Inhabited first in neolithic times, Vis Island was settled by the ancient Illyrians, who brought the Iron Age to Vis in the 1st millennium BC. In 390 BC a Greek colony was formed on the island, known then as Issa, from which the Greek ruler Dionysius the Elder controlled other Adriatic possessions. The island eventually became a powerful city-state and established its own colonies on Korčula and at Trogir and Stobreč. Allying itself with Rome during the Illyrian wars, the island nonetheless lost its autonomy and became part of the Roman Empire in 47 BC.
By the 10th century Vis had been settled by Slavic tribes, and it was sold to Venice (who called it Lissa) along with other Dalmatian towns in 1420. Fleeing Dalmatian pirates, the population moved inland from the coast.

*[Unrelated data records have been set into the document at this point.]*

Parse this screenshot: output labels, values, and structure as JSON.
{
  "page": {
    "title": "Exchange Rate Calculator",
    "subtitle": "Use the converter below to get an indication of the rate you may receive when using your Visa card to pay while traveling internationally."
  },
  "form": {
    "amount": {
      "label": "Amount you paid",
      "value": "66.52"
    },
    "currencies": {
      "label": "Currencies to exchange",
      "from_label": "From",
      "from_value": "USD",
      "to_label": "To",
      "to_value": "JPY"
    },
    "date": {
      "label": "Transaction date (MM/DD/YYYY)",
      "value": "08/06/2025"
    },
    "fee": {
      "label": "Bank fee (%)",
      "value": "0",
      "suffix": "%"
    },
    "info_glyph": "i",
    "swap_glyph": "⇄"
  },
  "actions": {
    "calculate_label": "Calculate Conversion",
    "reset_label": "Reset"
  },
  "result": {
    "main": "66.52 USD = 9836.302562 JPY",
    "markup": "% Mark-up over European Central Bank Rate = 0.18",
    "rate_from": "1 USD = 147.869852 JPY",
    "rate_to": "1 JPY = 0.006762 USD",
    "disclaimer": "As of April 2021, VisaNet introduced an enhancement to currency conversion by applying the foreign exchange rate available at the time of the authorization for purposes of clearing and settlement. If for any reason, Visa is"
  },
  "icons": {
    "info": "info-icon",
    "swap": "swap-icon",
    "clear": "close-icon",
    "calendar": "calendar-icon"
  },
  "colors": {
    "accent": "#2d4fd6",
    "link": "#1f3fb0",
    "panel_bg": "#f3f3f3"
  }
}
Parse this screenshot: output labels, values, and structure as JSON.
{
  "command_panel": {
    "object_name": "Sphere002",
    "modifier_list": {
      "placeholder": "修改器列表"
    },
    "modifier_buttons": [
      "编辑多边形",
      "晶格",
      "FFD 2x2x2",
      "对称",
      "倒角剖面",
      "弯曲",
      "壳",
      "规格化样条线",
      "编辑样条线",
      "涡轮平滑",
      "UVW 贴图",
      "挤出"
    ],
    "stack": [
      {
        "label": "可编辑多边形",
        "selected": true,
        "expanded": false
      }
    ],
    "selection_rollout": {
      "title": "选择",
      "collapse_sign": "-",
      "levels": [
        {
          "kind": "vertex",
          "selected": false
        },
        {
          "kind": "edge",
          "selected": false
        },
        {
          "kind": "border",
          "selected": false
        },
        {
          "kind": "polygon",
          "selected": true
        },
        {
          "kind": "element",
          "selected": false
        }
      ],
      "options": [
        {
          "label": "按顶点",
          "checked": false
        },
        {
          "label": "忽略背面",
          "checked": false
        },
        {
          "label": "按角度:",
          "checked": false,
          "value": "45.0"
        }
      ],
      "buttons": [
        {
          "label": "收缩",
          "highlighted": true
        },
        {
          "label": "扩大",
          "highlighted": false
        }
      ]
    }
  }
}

With the fall of the Venetian empire in 1797, the island fell under the control of Austria, France, the United Kingdom, Austria again, Italy, the first Yugoslavia, and then Italy during WWII, as the great powers fought for control of this strategic Adriatic outpost. During the war Vis was an important military base for Josip Broz Tito’s Partisans. Tito established his supreme headquarters in a cave on Hum mountain, from where he coordinated military and diplomatic actions with Allied forces.